Escape From City College
In the turbulent times of the 21st century, public higher education is a student in the school of hard knocks.
That’s why thousands of college students drove, bussed, or even walked up to the State Capitol in Sacramento on March 5: because we’re tired of increased fees, extreme budget cuts, absurd student loan debts, and overpriced textbooks — for a start.
College costs have increased 2 1/2 times past the rate of inflation over the past 20 years. According to Charles Grassley of the Senate Banking Committee, that would be like paying $15 for a gallon of milk. The average student can’t earn a bachelor’s degree without racking up at least a $25,000 debt.
City College has been hit hard by $17 million in budget cuts. Classes, including some fully-enrolled ones, have been cut. And summer school will probably be a fraction of what it once was.
But we’ve got to give the college some credit.
Our fantastic teachers are taking a pay cut for us, and Chancellor Griffin took a 6% pay cut a couple years ago and has said this year that he will take another $20,000 (more than you can say for some other college presidents whose salaries have doubled in the past 10 years. And don’t forget the dozen or so who make over $1 million).
In addition, some Board of Trustee members have taken money from their own pockets to help save classes here at the college.

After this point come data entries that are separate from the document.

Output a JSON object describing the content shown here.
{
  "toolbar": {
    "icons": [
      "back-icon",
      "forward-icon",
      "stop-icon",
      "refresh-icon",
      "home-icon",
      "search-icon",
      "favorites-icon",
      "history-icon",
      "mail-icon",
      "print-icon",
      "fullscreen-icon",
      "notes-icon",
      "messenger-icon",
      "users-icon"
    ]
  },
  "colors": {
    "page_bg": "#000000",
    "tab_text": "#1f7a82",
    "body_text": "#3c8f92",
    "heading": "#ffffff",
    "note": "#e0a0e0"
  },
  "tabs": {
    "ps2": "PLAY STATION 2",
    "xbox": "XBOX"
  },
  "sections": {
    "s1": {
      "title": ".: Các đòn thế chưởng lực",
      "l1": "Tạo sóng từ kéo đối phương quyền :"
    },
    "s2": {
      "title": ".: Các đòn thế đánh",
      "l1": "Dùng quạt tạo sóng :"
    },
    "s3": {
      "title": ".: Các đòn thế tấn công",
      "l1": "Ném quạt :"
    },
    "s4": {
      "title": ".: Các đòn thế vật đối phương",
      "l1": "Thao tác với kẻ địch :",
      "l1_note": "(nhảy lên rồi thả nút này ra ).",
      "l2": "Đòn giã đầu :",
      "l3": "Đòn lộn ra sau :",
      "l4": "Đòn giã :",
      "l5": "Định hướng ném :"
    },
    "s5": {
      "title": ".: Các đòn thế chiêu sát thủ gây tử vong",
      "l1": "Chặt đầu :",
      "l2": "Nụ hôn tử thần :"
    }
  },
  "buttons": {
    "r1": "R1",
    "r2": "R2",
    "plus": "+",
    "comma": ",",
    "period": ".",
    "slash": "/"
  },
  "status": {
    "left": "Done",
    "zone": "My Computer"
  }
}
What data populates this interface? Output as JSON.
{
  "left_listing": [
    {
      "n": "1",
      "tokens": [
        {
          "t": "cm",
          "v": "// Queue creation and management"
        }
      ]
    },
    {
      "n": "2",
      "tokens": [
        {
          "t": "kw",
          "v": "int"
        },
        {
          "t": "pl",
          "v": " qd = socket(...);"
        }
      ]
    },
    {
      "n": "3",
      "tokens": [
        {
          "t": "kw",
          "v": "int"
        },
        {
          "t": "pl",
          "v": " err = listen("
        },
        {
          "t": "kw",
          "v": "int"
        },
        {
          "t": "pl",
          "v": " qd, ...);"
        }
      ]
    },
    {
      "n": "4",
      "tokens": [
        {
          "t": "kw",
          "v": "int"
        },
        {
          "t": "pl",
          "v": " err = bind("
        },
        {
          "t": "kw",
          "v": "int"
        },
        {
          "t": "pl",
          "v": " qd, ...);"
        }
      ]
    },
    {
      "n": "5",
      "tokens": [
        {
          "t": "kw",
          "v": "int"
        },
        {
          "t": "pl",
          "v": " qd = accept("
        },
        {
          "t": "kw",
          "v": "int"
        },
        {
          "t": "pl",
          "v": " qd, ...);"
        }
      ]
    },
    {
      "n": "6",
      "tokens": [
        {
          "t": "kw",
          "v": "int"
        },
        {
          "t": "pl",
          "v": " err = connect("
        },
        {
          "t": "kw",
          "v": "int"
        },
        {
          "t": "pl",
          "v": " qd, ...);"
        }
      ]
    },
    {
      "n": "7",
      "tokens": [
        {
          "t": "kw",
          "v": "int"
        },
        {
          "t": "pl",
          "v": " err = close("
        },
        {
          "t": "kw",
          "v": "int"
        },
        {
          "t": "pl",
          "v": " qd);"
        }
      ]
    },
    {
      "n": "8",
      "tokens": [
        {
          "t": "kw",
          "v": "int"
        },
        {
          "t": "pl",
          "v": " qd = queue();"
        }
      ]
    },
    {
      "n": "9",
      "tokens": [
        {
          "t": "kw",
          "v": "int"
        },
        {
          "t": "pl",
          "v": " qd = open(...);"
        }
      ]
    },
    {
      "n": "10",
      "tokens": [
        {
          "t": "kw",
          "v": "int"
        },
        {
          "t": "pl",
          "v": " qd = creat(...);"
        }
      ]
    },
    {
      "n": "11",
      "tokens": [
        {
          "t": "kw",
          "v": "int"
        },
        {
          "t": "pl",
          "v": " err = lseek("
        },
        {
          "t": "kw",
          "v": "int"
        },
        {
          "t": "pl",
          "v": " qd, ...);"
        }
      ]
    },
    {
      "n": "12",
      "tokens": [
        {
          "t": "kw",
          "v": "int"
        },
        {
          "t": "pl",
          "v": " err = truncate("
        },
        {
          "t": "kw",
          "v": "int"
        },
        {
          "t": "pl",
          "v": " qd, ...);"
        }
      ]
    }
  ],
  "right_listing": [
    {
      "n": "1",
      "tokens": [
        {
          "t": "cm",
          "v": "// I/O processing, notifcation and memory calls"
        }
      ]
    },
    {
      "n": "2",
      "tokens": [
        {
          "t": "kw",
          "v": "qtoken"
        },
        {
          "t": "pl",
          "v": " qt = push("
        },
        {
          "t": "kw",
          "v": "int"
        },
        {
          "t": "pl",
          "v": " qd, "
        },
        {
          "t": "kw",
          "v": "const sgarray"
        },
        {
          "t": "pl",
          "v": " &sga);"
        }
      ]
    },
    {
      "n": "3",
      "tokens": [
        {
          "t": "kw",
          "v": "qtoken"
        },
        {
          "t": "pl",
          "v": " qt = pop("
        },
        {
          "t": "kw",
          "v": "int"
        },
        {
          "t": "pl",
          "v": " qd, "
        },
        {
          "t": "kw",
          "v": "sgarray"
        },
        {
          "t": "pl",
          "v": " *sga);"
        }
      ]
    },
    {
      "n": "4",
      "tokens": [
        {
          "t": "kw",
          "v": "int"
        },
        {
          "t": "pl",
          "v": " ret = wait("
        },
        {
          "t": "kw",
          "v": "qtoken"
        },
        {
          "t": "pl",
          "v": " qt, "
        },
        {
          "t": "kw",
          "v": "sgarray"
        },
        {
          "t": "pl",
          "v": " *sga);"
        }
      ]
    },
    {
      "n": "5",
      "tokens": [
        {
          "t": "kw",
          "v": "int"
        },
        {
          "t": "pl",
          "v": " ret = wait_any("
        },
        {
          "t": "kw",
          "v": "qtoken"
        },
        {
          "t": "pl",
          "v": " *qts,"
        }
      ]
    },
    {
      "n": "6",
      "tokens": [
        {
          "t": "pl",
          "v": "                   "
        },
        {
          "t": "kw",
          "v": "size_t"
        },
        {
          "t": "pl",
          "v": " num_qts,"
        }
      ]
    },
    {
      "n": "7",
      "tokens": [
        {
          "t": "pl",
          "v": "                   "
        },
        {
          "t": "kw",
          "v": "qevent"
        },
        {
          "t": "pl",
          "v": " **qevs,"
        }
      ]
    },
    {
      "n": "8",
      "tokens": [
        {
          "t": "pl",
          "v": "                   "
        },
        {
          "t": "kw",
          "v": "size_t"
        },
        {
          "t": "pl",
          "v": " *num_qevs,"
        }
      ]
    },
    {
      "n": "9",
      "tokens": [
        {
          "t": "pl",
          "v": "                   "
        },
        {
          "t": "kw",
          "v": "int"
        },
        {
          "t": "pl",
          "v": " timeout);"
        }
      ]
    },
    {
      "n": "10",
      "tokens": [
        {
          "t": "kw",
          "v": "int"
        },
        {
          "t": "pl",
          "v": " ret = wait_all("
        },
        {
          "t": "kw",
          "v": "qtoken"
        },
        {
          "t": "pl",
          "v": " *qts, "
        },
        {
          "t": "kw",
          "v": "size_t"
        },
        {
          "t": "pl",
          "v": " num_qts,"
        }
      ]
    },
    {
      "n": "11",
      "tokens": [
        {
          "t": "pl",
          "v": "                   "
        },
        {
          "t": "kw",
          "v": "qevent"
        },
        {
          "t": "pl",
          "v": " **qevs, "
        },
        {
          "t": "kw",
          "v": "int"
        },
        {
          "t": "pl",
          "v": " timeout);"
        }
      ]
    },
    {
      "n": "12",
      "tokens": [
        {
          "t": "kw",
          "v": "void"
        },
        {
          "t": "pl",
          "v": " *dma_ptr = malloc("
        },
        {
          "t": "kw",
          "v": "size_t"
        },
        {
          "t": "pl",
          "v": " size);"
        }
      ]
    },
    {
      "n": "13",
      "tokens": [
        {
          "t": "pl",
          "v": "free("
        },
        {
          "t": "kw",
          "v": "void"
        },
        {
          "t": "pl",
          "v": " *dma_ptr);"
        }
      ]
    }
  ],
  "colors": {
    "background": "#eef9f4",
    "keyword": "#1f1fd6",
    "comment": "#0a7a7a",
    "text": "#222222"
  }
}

But, after we escape from City College, what is all our university tuition money actually going towards? Why does college cost so much?
One would hope it’s going towards providing an outstanding education, encouraging students to be innovative and critical thinkers, at the very least. And while there’s really no way to prove that people are NOT now 250% smarter (allowing for inflation), I have a suspicion that the quality of public and private instruction has not improved quite that much.
A lot of it goes to overpaid professors. Now, I’m not one to discredit the value of a teacher. But many professors’ salaries — notably in private education — have been rising at a faster rate than the cost of living. These instructors oftentimes only teach one or two classes a semester and get a fully-paid semester off every few years.
For Yale professors, this averages out to a ludicrous $820 hourly wage, according to the book “Higher Education?” by Andrew Hacker and Claudia Driefus. Seems a little much, especially when that has to be paid by a student flipping burgers for $7.25 an hour.
The actual college facilities don’t come cheap, either. While City College has a few food hot-spots and a swimming pool, Washington State University has a 53-person jumbo Jacuzzi, and the University of Houston houses a five-story climbing wall. Necessary for helping students learn? I don’t think so. Somehow, the surface of a college — the amenities and accessories — have become more attractive than the quality of education. Because, well, it’s easier to sucker in high school seniors that way.
And that isn’t even touching the amount spent on football, academic research, or legal fees. (Bet you didn’t know colleges were one of the most frequently sued institutions in America.)
The system is broken. We are not getting what we deserve, and far less than we pay for. The college system needs change. Schools that need money aren’t getting it, and schools that get it are spending it superfluously. We’re not asking for much — only for an affordable place to learn.
Stay tuned for next week’s rant on student debt!